If someone asks for extra soap, it doesn’t mean they’re trying to restock their bathroom at home. If someone asks for extra towels, it doesn’t mean they’re hosting a party in their room. There are perfectly innocuous reasons for such requests (maybe their kid spilled something on the floor), and they should be fulfilled for free, within reason.
“Within reason” means applying common sense and judgment, but it’s not rocket science. If a room makes repeated requests for shampoo, toothbrushes, toilet paper and coffee pods, you shut it down. If a room makes a once-off request for shampoo, you accommodate them. It’s basic hospitality.
In any case, the system limits you to a maximum of two items per request, so it’s not like someone could use this to start building their own pharmacy empire.
Pan Pacific Singapore’s response
I reached out to the hotel to learn more about the delivery policy, and was told the following:
The delivery fee is for per delivery (regardless of the number of items). Our apologies that due to an error, it was indicated as per item during your stay. This has since been amended.
This is similar to the charge we impose during special event dates such as National Day, to manage the high volume of room service requests and which is similarly practiced by other hotels as well. Alternative arrangements have also been made for guests to collect selected items such as additional crockery and cutlery from Pacific Marketplace, our restaurant on Level 1.
First of all, I’d dispute the assertion that this is “practiced by other hotels as well”. I’ve heard of hotels charging delivery fees, but this relates to in-room dining requests and not requests for housekeeping items. I’ve certainly never seen a 5-Star hotel charging S$3 for an extra bottle of no-brand mineral water, or S$5 to have a towel sent to your room.
Second, I don’t understand why alternative arrangements can be made for the collection of cutlery, but not housekeeping items. If you’re facing a manpower crunch, why not ask guests to come to the front desk to collect them? I mean, it’s still not what you’d expect from a hotel of this caliber, but if you’re willing to do that for cutlery I don’t see how this is any different.

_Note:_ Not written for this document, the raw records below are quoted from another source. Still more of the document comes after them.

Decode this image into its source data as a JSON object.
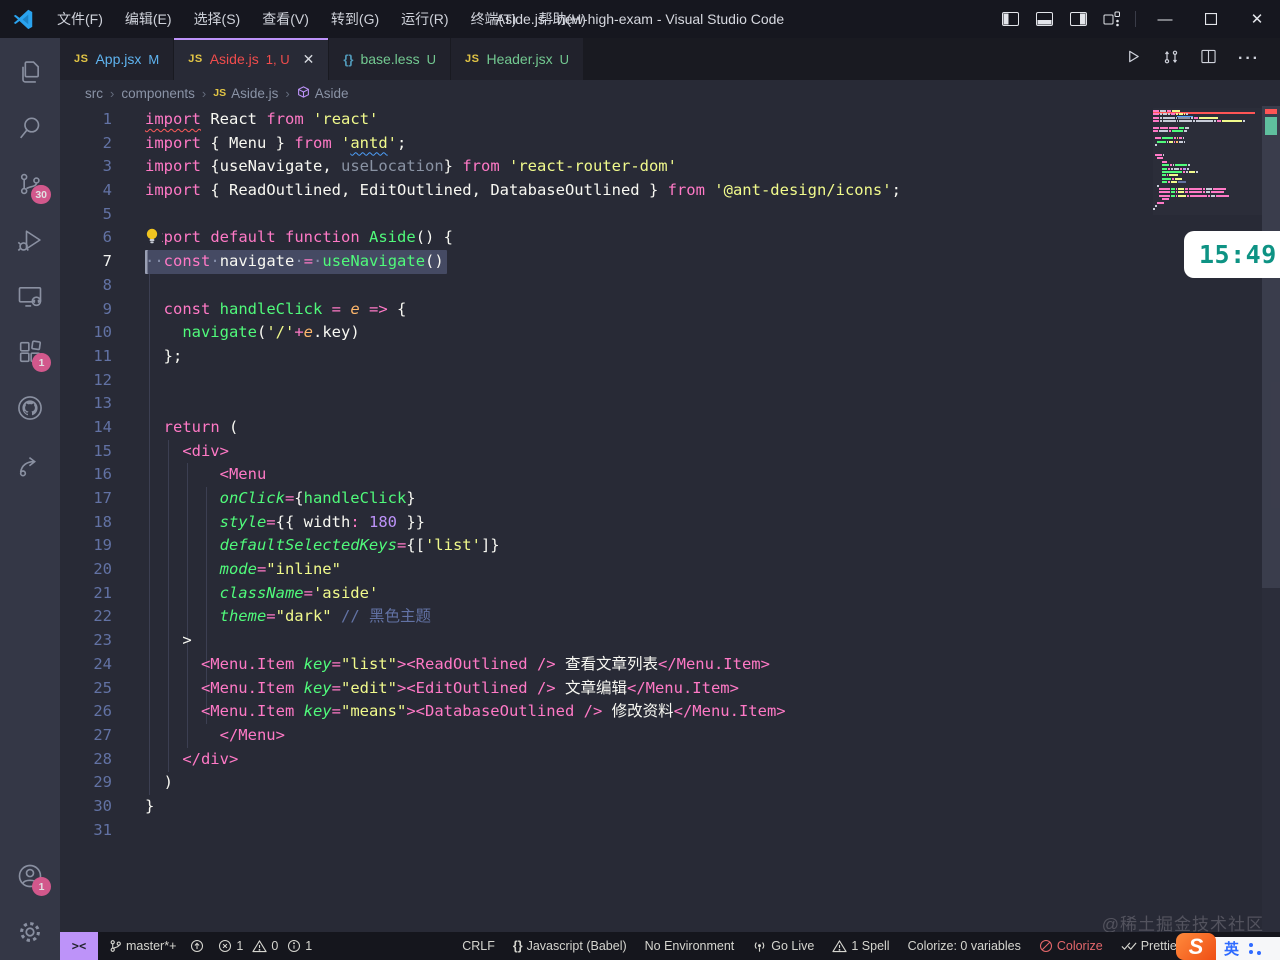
{
  "titlebar": {
    "title": "Aside.js - new-high-exam - Visual Studio Code",
    "menus": [
      "文件(F)",
      "编辑(E)",
      "选择(S)",
      "查看(V)",
      "转到(G)",
      "运行(R)",
      "终端(T)",
      "帮助(H)"
    ]
  },
  "activitybar": {
    "top": [
      {
        "name": "explorer"
      },
      {
        "name": "search"
      },
      {
        "name": "source-control",
        "badge": "30"
      },
      {
        "name": "run-debug"
      },
      {
        "name": "remote-explorer"
      },
      {
        "name": "extensions",
        "badge": "1"
      },
      {
        "name": "github"
      },
      {
        "name": "live-share"
      }
    ],
    "bottom": [
      {
        "name": "account",
        "badge": "1"
      },
      {
        "name": "settings"
      }
    ]
  },
  "tabs": [
    {
      "icon": "js",
      "label": "App.jsx",
      "deco": "M",
      "color": "c-blue",
      "active": false,
      "close": false
    },
    {
      "icon": "js",
      "label": "Aside.js",
      "deco": "1, U",
      "color": "c-red",
      "active": true,
      "close": true
    },
    {
      "icon": "braces",
      "label": "base.less",
      "deco": "U",
      "color": "c-green",
      "active": false,
      "close": false
    },
    {
      "icon": "js",
      "label": "Header.jsx",
      "deco": "U",
      "color": "c-green",
      "active": false,
      "close": false
    }
  ],
  "editor_actions": [
    "run",
    "open-changes",
    "split-editor",
    "more-actions"
  ],
  "breadcrumb": [
    {
      "label": "src"
    },
    {
      "label": "components"
    },
    {
      "label": "Aside.js",
      "icon": "js"
    },
    {
      "label": "Aside",
      "icon": "cube"
    }
  ],
  "code": {
    "selected_line": 7,
    "lines": [
      {
        "n": 1,
        "i": 0,
        "t": [
          [
            "import",
            "k e1"
          ],
          [
            " ",
            "w"
          ],
          [
            "React",
            "w"
          ],
          [
            " ",
            "w"
          ],
          [
            "from",
            "k"
          ],
          [
            " ",
            "w"
          ],
          [
            "'react'",
            "s"
          ]
        ]
      },
      {
        "n": 2,
        "i": 0,
        "t": [
          [
            "import",
            "k"
          ],
          [
            " { ",
            "w"
          ],
          [
            "Menu",
            "w"
          ],
          [
            " } ",
            "w"
          ],
          [
            "from",
            "k"
          ],
          [
            " ",
            "w"
          ],
          [
            "'",
            "s"
          ],
          [
            "antd",
            "s e2"
          ],
          [
            "'",
            "s"
          ],
          [
            ";",
            "w"
          ]
        ]
      },
      {
        "n": 3,
        "i": 0,
        "t": [
          [
            "import",
            "k"
          ],
          [
            " {",
            "w"
          ],
          [
            "useNavigate",
            "w"
          ],
          [
            ", ",
            "w"
          ],
          [
            "useLocation",
            "u"
          ],
          [
            "} ",
            "w"
          ],
          [
            "from",
            "k"
          ],
          [
            " ",
            "w"
          ],
          [
            "'react-router-dom'",
            "s"
          ]
        ]
      },
      {
        "n": 4,
        "i": 0,
        "t": [
          [
            "import",
            "k"
          ],
          [
            " { ",
            "w"
          ],
          [
            "ReadOutlined",
            "w"
          ],
          [
            ", ",
            "w"
          ],
          [
            "EditOutlined",
            "w"
          ],
          [
            ", ",
            "w"
          ],
          [
            "DatabaseOutlined",
            "w"
          ],
          [
            " } ",
            "w"
          ],
          [
            "from",
            "k"
          ],
          [
            " ",
            "w"
          ],
          [
            "'@ant-design/icons'",
            "s"
          ],
          [
            ";",
            "w"
          ]
        ]
      },
      {
        "n": 5,
        "i": 0,
        "t": []
      },
      {
        "n": 6,
        "i": 0,
        "bulb": true,
        "t": [
          [
            "export",
            "k"
          ],
          [
            " ",
            "w"
          ],
          [
            "default",
            "k"
          ],
          [
            " ",
            "w"
          ],
          [
            "function",
            "k"
          ],
          [
            " ",
            "w"
          ],
          [
            "Aside",
            "g"
          ],
          [
            "() {",
            "w"
          ]
        ]
      },
      {
        "n": 7,
        "i": 0,
        "sel": true,
        "t": [
          [
            "··",
            "d"
          ],
          [
            "const",
            "k"
          ],
          [
            "·",
            "d"
          ],
          [
            "navigate",
            "w"
          ],
          [
            "·",
            "d"
          ],
          [
            "=",
            "k"
          ],
          [
            "·",
            "d"
          ],
          [
            "useNavigate",
            "g"
          ],
          [
            "()",
            "w"
          ]
        ]
      },
      {
        "n": 8,
        "i": 0,
        "t": []
      },
      {
        "n": 9,
        "i": 2,
        "t": [
          [
            "const",
            "k"
          ],
          [
            " ",
            "w"
          ],
          [
            "handleClick",
            "g"
          ],
          [
            " ",
            "w"
          ],
          [
            "=",
            "k"
          ],
          [
            " ",
            "w"
          ],
          [
            "e",
            "o"
          ],
          [
            " ",
            "w"
          ],
          [
            "=>",
            "k"
          ],
          [
            " {",
            "w"
          ]
        ]
      },
      {
        "n": 10,
        "i": 4,
        "t": [
          [
            "navigate",
            "g"
          ],
          [
            "(",
            "w"
          ],
          [
            "'/'",
            "s"
          ],
          [
            "+",
            "k"
          ],
          [
            "e",
            "o"
          ],
          [
            ".key",
            "w"
          ],
          [
            ")",
            "w"
          ]
        ]
      },
      {
        "n": 11,
        "i": 2,
        "t": [
          [
            "};",
            "w"
          ]
        ]
      },
      {
        "n": 12,
        "i": 0,
        "t": []
      },
      {
        "n": 13,
        "i": 0,
        "t": []
      },
      {
        "n": 14,
        "i": 2,
        "t": [
          [
            "return",
            "k"
          ],
          [
            " (",
            "w"
          ]
        ]
      },
      {
        "n": 15,
        "i": 4,
        "t": [
          [
            "<div>",
            "k"
          ]
        ]
      },
      {
        "n": 16,
        "i": 8,
        "t": [
          [
            "<Menu",
            "k"
          ]
        ]
      },
      {
        "n": 17,
        "i": 8,
        "t": [
          [
            "onClick",
            "gi"
          ],
          [
            "=",
            "k"
          ],
          [
            "{",
            "w"
          ],
          [
            "handleClick",
            "g"
          ],
          [
            "}",
            "w"
          ]
        ]
      },
      {
        "n": 18,
        "i": 8,
        "t": [
          [
            "style",
            "gi"
          ],
          [
            "=",
            "k"
          ],
          [
            "{{ ",
            "w"
          ],
          [
            "width",
            "w"
          ],
          [
            ":",
            "k"
          ],
          [
            " ",
            "w"
          ],
          [
            "180",
            "n"
          ],
          [
            " }}",
            "w"
          ]
        ]
      },
      {
        "n": 19,
        "i": 8,
        "t": [
          [
            "defaultSelectedKeys",
            "gi"
          ],
          [
            "=",
            "k"
          ],
          [
            "{[",
            "w"
          ],
          [
            "'list'",
            "s"
          ],
          [
            "]}",
            "w"
          ]
        ]
      },
      {
        "n": 20,
        "i": 8,
        "t": [
          [
            "mode",
            "gi"
          ],
          [
            "=",
            "k"
          ],
          [
            "\"inline\"",
            "s"
          ]
        ]
      },
      {
        "n": 21,
        "i": 8,
        "t": [
          [
            "className",
            "gi"
          ],
          [
            "=",
            "k"
          ],
          [
            "'aside'",
            "s"
          ]
        ]
      },
      {
        "n": 22,
        "i": 8,
        "t": [
          [
            "theme",
            "gi"
          ],
          [
            "=",
            "k"
          ],
          [
            "\"dark\"",
            "s"
          ],
          [
            " ",
            "w"
          ],
          [
            "// 黑色主题",
            "c"
          ]
        ]
      },
      {
        "n": 23,
        "i": 4,
        "t": [
          [
            ">",
            "w"
          ]
        ]
      },
      {
        "n": 24,
        "i": 6,
        "t": [
          [
            "<Menu.Item",
            "k"
          ],
          [
            " ",
            "w"
          ],
          [
            "key",
            "gi"
          ],
          [
            "=",
            "k"
          ],
          [
            "\"list\"",
            "s"
          ],
          [
            "><",
            "k"
          ],
          [
            "ReadOutlined",
            "k"
          ],
          [
            " />",
            "k"
          ],
          [
            " 查看文章列表",
            "w"
          ],
          [
            "</Menu.Item>",
            "k"
          ]
        ]
      },
      {
        "n": 25,
        "i": 6,
        "t": [
          [
            "<Menu.Item",
            "k"
          ],
          [
            " ",
            "w"
          ],
          [
            "key",
            "gi"
          ],
          [
            "=",
            "k"
          ],
          [
            "\"edit\"",
            "s"
          ],
          [
            "><",
            "k"
          ],
          [
            "EditOutlined",
            "k"
          ],
          [
            " />",
            "k"
          ],
          [
            " 文章编辑",
            "w"
          ],
          [
            "</Menu.Item>",
            "k"
          ]
        ]
      },
      {
        "n": 26,
        "i": 6,
        "t": [
          [
            "<Menu.Item",
            "k"
          ],
          [
            " ",
            "w"
          ],
          [
            "key",
            "gi"
          ],
          [
            "=",
            "k"
          ],
          [
            "\"means\"",
            "s"
          ],
          [
            "><",
            "k"
          ],
          [
            "DatabaseOutlined",
            "k"
          ],
          [
            " />",
            "k"
          ],
          [
            " 修改资料",
            "w"
          ],
          [
            "</Menu.Item>",
            "k"
          ]
        ]
      },
      {
        "n": 27,
        "i": 8,
        "t": [
          [
            "</Menu>",
            "k"
          ]
        ]
      },
      {
        "n": 28,
        "i": 4,
        "t": [
          [
            "</div>",
            "k"
          ]
        ]
      },
      {
        "n": 29,
        "i": 2,
        "t": [
          [
            ")",
            "w"
          ]
        ]
      },
      {
        "n": 30,
        "i": 0,
        "t": [
          [
            "}",
            "w"
          ]
        ]
      },
      {
        "n": 31,
        "i": 0,
        "t": []
      }
    ]
  },
  "overlay": {
    "timer": "15:49"
  },
  "watermark": "@稀土掘金技术社区",
  "statusbar": {
    "remote_label": "><",
    "branch": "master*+",
    "errors": "1",
    "warnings": "0",
    "infos": "1",
    "eol": "CRLF",
    "language_braces": "{}",
    "language": "Javascript (Babel)",
    "environment": "No Environment",
    "golive": "Go Live",
    "spell": "1 Spell",
    "colorize_vars": "Colorize: 0 variables",
    "colorize": "Colorize",
    "prettier": "Prettier"
  },
  "ime": {
    "logo": "S",
    "mode": "英"
  }
}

Don’t get me wrong; I don’t think the S$5 fee is intended to generate extra revenue for the hotel- it’s a token sum at best. But what I’m quite convinced it’s meant to do is dissuade guests from making requests. And while I’d be much more understanding of such a policy at a budget hotel, this just doesn’t gel with the Pan Pacific’s 5-Star positioning.
Guests are already paying Pan Pacific prices; should they really be nickel and dimed for housekeeping items? It’s like the hotel is saying “we’ve given you everything you need for your stay, now don’t bother us anymore and see you at check-out.”

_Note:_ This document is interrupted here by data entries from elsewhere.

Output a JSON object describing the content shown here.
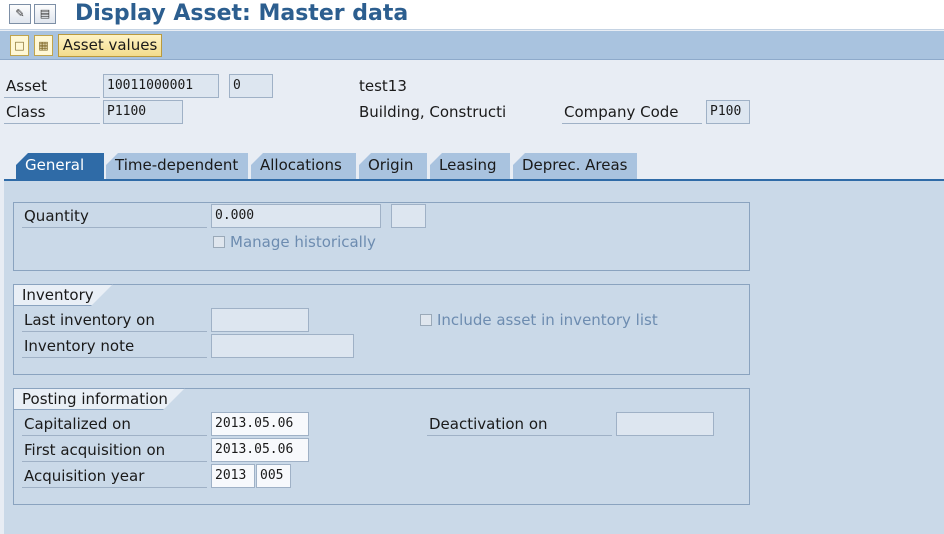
{
  "window": {
    "title": "Display Asset:  Master data"
  },
  "toolbar": {
    "icons": [
      "display-change-icon",
      "info-icon"
    ],
    "app_icons": [
      "other-asset-icon",
      "document-icon"
    ],
    "asset_values_label": "Asset values"
  },
  "header": {
    "asset_label": "Asset",
    "asset_value": "10011000001",
    "sub_number": "0",
    "asset_description": "test13",
    "class_label": "Class",
    "class_value": "P1100",
    "class_description": "Building, Constructi",
    "company_code_label": "Company Code",
    "company_code_value": "P100"
  },
  "tabs": [
    {
      "label": "General",
      "active": true
    },
    {
      "label": "Time-dependent",
      "active": false
    },
    {
      "label": "Allocations",
      "active": false
    },
    {
      "label": "Origin",
      "active": false
    },
    {
      "label": "Leasing",
      "active": false
    },
    {
      "label": "Deprec. Areas",
      "active": false
    }
  ],
  "general": {
    "quantity_label": "Quantity",
    "quantity_value": "0.000",
    "unit_value": "",
    "manage_historically_label": "Manage historically",
    "manage_historically_checked": false
  },
  "inventory": {
    "title": "Inventory",
    "last_inventory_label": "Last inventory on",
    "last_inventory_value": "",
    "inventory_note_label": "Inventory note",
    "inventory_note_value": "",
    "include_in_list_label": "Include asset in inventory list",
    "include_in_list_checked": false
  },
  "posting": {
    "title": "Posting information",
    "capitalized_label": "Capitalized on",
    "capitalized_value": "2013.05.06",
    "first_acquisition_label": "First acquisition on",
    "first_acquisition_value": "2013.05.06",
    "acquisition_year_label": "Acquisition year",
    "acquisition_year_value": "2013",
    "acquisition_period_value": "005",
    "deactivation_label": "Deactivation on",
    "deactivation_value": ""
  },
  "colors": {
    "title": "#2c5e8f",
    "toolbar": "#a9c3df",
    "tab_active": "#2f6ba7",
    "panel": "#cad9e8"
  }
}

With the ongoing manpower shortages, there’s no doubt that hotel staff are feeling the crunch. But the hotel isn’t doing them any favors by imposing policies like this- if anything, it’s the front line associate who has to deal with irate guests asking why they’re being charged for a simple service request.
If hotels were genuine about improving the experience for guests and staff, they’d take steps to limit their occupancy to a level commensurate with the manpower at hand. When we see five hour queues at check-in, or hotels selling rooms without pool or gym access, it suggests that management is prioritizing packing in as many guests as they can, regardless of the toll on experience or strain on staff.
A S$5 fee isn’t going to break the bank for anyone who can afford a staycation at the Pan Pacific Singapore. But it is going to leave a bad taste in their mouth, and what are the odds they become a repeat guest? One simply doesn’t expect to see this sort of policy at a place like this, and there’s got to be a better way of resolving whatever it was meant to address.